Work to be completed: Where does the string "icon" appear in the material? Copy each line that holds it.

Task inputs:

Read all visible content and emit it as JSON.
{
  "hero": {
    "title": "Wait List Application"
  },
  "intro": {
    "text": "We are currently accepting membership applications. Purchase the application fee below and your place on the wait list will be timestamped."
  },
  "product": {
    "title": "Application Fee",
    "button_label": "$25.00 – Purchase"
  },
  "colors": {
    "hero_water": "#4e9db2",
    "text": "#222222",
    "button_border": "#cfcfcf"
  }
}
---
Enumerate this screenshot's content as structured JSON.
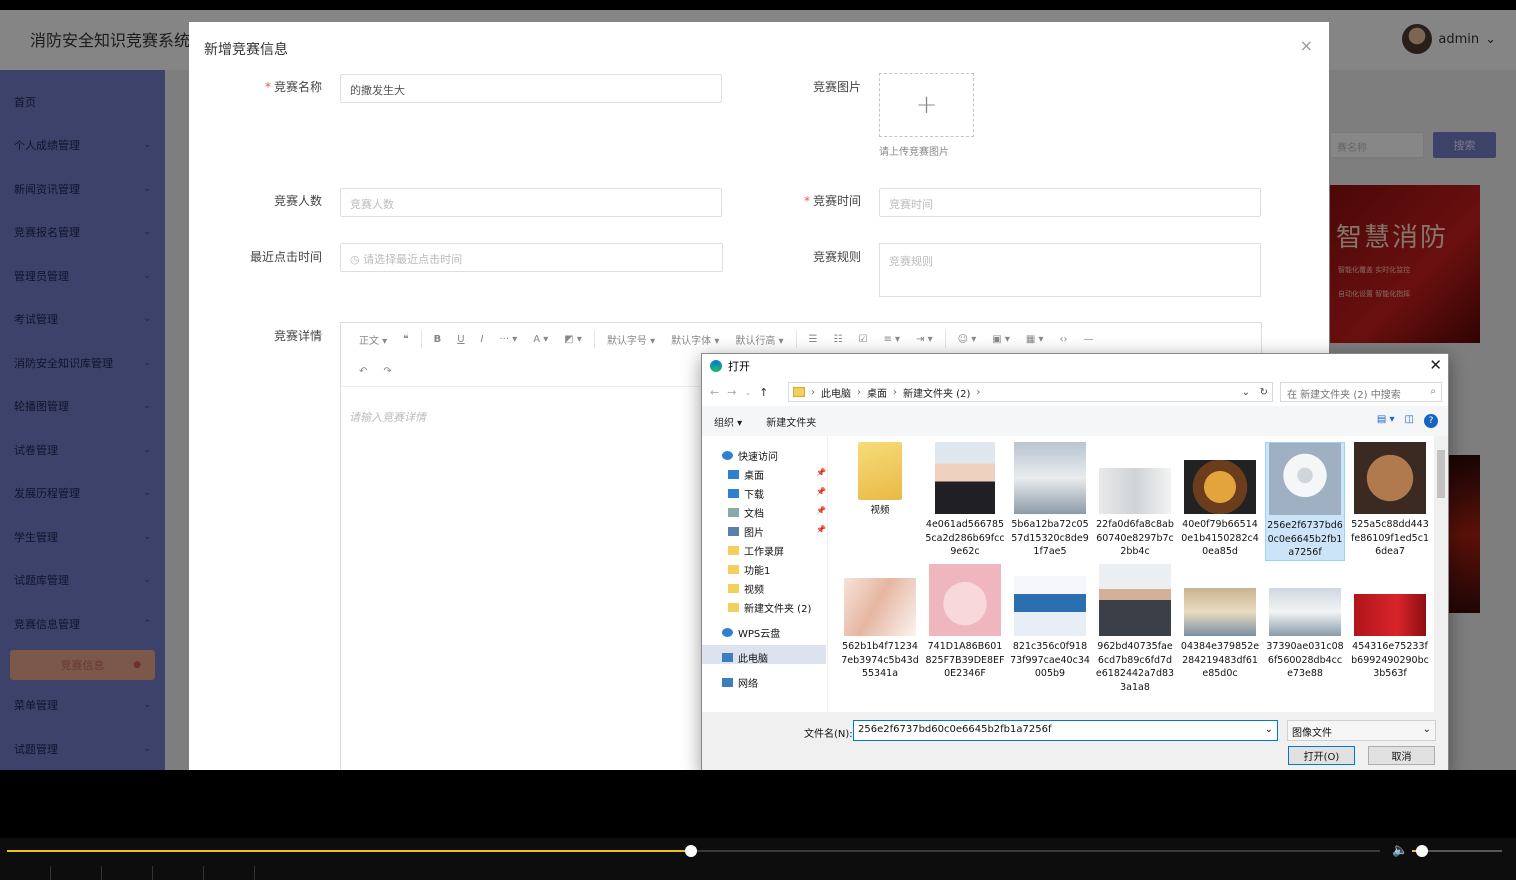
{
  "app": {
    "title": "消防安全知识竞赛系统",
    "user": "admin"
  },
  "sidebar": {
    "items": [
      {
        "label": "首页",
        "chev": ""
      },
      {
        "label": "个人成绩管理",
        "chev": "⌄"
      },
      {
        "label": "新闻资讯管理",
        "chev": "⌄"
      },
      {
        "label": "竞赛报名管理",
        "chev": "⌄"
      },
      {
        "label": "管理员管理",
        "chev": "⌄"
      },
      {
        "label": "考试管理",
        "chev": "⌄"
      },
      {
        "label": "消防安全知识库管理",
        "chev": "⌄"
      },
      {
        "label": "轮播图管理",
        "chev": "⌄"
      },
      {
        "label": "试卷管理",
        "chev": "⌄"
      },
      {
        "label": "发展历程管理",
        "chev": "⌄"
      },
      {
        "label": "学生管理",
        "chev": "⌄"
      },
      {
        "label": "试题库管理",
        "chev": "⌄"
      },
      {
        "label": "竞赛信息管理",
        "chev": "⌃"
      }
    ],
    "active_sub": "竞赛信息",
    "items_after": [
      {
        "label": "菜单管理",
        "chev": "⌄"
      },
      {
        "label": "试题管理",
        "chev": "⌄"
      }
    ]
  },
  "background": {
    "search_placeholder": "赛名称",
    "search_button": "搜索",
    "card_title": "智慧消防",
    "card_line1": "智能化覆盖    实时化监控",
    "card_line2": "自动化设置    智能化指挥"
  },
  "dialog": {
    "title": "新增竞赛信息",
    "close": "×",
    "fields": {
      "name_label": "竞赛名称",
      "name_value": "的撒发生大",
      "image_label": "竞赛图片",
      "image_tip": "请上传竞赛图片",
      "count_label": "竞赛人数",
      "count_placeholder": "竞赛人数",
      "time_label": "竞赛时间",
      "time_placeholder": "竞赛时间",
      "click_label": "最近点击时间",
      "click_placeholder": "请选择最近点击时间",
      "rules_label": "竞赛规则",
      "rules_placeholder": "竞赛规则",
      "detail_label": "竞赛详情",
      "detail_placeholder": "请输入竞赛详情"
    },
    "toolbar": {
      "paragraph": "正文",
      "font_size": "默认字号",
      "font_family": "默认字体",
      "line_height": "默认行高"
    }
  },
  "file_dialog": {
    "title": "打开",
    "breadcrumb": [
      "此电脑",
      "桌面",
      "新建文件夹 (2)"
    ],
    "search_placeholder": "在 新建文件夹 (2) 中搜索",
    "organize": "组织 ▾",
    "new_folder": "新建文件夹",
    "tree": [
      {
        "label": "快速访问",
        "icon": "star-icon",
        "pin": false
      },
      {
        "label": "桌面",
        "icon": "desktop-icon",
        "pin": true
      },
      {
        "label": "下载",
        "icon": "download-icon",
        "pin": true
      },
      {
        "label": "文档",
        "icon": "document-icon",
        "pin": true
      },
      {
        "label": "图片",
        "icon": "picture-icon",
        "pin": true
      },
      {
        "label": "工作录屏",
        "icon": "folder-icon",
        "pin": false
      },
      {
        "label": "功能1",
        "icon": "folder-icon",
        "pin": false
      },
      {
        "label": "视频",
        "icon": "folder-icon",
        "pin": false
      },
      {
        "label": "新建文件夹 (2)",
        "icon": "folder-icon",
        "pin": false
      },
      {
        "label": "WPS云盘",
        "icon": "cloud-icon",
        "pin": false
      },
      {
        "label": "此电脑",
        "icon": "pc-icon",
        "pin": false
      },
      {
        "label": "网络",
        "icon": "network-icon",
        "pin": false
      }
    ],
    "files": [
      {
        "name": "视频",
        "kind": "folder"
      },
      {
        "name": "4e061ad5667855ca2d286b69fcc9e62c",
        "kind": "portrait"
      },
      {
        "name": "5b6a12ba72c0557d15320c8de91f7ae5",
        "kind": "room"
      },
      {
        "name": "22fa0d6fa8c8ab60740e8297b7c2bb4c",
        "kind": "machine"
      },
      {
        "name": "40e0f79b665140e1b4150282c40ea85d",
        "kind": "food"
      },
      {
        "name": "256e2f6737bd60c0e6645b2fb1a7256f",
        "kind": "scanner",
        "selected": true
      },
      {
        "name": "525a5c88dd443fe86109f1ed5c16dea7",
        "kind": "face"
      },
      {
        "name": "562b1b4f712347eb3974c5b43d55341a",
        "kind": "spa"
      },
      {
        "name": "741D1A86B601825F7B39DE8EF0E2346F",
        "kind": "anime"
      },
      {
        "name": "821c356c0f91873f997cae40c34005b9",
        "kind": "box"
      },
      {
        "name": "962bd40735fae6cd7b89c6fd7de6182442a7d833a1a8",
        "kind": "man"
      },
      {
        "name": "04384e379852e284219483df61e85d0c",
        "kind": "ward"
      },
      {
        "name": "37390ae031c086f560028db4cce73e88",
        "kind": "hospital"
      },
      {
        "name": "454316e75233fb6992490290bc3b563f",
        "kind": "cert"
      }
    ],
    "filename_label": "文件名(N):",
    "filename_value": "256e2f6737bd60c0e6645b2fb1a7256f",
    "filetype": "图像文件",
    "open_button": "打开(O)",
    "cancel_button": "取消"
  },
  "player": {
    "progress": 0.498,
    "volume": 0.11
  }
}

Your response:
        "icon": "star-icon",
        "icon": "desktop-icon",
        "icon": "download-icon",
        "icon": "document-icon",
        "icon": "picture-icon",
        "icon": "folder-icon",
        "icon": "folder-icon",
        "icon": "folder-icon",
        "icon": "folder-icon",
        "icon": "cloud-icon",
        "icon": "pc-icon",
        "icon": "network-icon",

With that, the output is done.